The “Revenge of the Nerds” Sports Illustrated web feature Stewart Mandel wrote is required reading for any Northwestern fan. The details about the barriers faced in recruiting, the back-and-forth between football staffs and admissions departments, the negative perceptions of inflated GPAs and “jock classes” even athletes at rigorous academic schools like Northwestern, Vanderbilt Stanford and Duke regularly encounter – all of it paints a complete, and thoroughly reported portrait of some of the inner-workings behind the recent rise of “nerd” schools in the FBS. Northwestern is prominently featured. Seriously, if you’re reading this site and haven’t read Mandel’s (An NU alum with great insights on his alma mater) piece, go do it now. Done? Ok, cool.
Of all the interesting details and quotes from various coaches and players, there was one that stood out in a slightly chilling way, and it came directly from Northwestern athletics’ long-tenured former head of academic services, Margaret Akerstron.
"Sometimes, it's very easy to graduate kids," said Margaret Akerstrom, who retired in June after 26 years as Northwestern athletics' head of academic services. "Just make sure you put them in the right majors, give them more help than they should get -- not saying [other schools] are crossing the lines and writing papers, though that happens -- but they're babying them."
The quote was used under the “Academics” subtitle to detail how student-athletes balance the time demands of major college football with rigorous academic curriculums, and Akerstrom makes an interesting point most college sports fans already knew to be true.
Revenue-producing athletes at major conference schools have long had to fend off outside assumptions of gift-wrapped test scores and grade point averages, academic counselor-crafted schedules, “generous” professors and other vague accusations that all hint at the overriding assumption that football and men’s basketball players rarely, if ever, take their classes seriously, and are essentially allowed to spend their four years on campus majoring in eligibility. Some athletes don’t, and should never, have to deal with these criticisms – Brandon Vitabile, for example, is one of the most academically accomplished athletes in the Big Ten. Former Northwestern offensive lineman Patrick Ward maintained a 3.94 GPA while taking mechanical engineering classes. Penn State senior guard Jon Urschel is an undergraduate trigonometry professor. There are outstanding exceptions, players whose scholastic endeavors are not, and should not, be subjected to the same doubts and presumptions other athletes routinely confront.

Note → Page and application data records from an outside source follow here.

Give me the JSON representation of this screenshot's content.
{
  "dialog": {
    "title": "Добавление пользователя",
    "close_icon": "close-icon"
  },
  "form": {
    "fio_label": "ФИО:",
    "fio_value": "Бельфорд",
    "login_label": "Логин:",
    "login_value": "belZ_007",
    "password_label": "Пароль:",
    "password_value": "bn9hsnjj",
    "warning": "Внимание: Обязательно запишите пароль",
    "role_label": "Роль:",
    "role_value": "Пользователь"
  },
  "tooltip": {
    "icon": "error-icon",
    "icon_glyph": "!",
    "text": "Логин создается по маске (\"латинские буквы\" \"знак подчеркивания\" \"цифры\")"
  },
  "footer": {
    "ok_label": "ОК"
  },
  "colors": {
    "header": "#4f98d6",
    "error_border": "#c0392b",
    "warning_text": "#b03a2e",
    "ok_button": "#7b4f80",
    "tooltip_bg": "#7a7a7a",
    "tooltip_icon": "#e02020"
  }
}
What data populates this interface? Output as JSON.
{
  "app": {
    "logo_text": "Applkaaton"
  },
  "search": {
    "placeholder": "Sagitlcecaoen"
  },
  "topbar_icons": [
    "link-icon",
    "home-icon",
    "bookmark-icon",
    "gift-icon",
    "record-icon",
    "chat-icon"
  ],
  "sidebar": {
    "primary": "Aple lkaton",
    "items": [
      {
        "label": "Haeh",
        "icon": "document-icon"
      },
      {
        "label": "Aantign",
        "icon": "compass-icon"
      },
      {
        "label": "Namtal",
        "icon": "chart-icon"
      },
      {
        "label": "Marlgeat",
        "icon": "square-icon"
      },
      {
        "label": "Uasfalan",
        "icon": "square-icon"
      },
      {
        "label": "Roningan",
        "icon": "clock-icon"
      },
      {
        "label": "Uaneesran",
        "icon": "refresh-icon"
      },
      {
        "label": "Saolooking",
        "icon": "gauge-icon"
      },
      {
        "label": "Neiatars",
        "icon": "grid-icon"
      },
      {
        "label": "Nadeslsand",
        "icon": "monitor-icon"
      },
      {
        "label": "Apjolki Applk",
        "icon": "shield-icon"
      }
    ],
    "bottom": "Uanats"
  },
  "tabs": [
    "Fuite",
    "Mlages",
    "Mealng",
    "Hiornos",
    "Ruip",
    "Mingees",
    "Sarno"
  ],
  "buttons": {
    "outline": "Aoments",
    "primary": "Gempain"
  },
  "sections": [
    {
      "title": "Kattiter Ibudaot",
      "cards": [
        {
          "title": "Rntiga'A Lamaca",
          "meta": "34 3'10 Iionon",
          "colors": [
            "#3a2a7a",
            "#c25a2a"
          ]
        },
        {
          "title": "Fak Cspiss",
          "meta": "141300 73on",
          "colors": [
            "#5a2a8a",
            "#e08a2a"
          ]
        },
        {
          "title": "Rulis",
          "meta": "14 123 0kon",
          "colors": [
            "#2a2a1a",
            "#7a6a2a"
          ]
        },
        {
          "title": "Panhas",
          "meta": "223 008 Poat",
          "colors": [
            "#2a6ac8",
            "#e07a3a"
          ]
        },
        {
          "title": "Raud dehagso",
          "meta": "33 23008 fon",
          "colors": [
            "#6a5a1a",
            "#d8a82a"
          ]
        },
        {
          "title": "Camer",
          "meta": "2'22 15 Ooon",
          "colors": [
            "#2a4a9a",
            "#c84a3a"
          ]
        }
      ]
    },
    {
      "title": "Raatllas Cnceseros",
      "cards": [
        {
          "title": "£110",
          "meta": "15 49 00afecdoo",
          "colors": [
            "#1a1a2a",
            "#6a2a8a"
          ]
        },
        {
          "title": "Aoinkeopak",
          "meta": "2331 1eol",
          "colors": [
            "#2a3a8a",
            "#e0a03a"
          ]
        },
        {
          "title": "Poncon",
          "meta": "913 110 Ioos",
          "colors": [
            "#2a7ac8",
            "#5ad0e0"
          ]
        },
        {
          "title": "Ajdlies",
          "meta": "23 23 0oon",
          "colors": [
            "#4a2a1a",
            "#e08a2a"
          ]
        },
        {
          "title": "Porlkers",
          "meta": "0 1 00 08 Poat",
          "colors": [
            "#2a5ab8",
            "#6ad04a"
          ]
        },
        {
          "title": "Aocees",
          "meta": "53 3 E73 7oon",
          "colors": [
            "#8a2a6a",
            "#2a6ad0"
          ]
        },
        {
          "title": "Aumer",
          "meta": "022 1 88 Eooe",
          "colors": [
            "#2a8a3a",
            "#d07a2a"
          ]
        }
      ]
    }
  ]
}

But the perception still exists on a broader scale among the general revenue-producing student-athlete populace. People will always separate student-athletes from the general student body and form specific opinions about how, in the midst of traveling and lifting and rehabbing, they ever manage to get through the same classes normal students struggle with each and every day – how athletes must be getting help from someone, or cheating, or finding some unethical expedient (some fawning, submissive, plaintive engineering student willing to complete a few problem sets if it means hanging out with football players, say) to keep their grade point averages at acceptable levels.
Outside of the four-school nerd population highlighted in Mandel’s story -- along with a handful of other distinguished institutions, including a number of the programs listed on Mandel's GSR wins percentage chart -- the association between revenue-producing athletes and unethical academic practices is much stronger; we’re typically impressed when athletes with high GPAs and multiple degrees are featured during game broadcasts, as if major conference athletics and 3.5 grade point averages are mutually exclusive. When academic accomplishment and athletic success are used in the same sentence, there is a natural inclination among students (and college sports fans generally) to assume something nefarious – tutors going above and beyond their stated purpose, teachers being overly liberal with assignment deadlines, inconsistent grading rubrics, you name it – is at work.
The blanket skepticism is so pervasive and so entrenched that most athletes' classroom exploits, fair or not, are almost never treated with the same respect as normal students' -- even if, as is truly the case in many instances, the mere fact some athletes actually are excelling academically without extra help while balancing athletic commitments (which, as Big Ten commissioner Jim Delany duly noted at his conference's media days, habitually exceed the NCAA's imposed 20-hour weekly limit) is truly something worth celebrating. Akerstrom, with three words – “though that happens” – suggests some of these criticisms are not as vague and fabricated as some might have once believed.
There are schools “crossing the lines and writing papers” for their student athletes. “babying them,” as she so candidly puts it it. Good on Akerstrom to not withhold the truth. There may indeed be some validation to the accusations; Akerstrom is certainly convinced, and her comments don’t help combat the perception.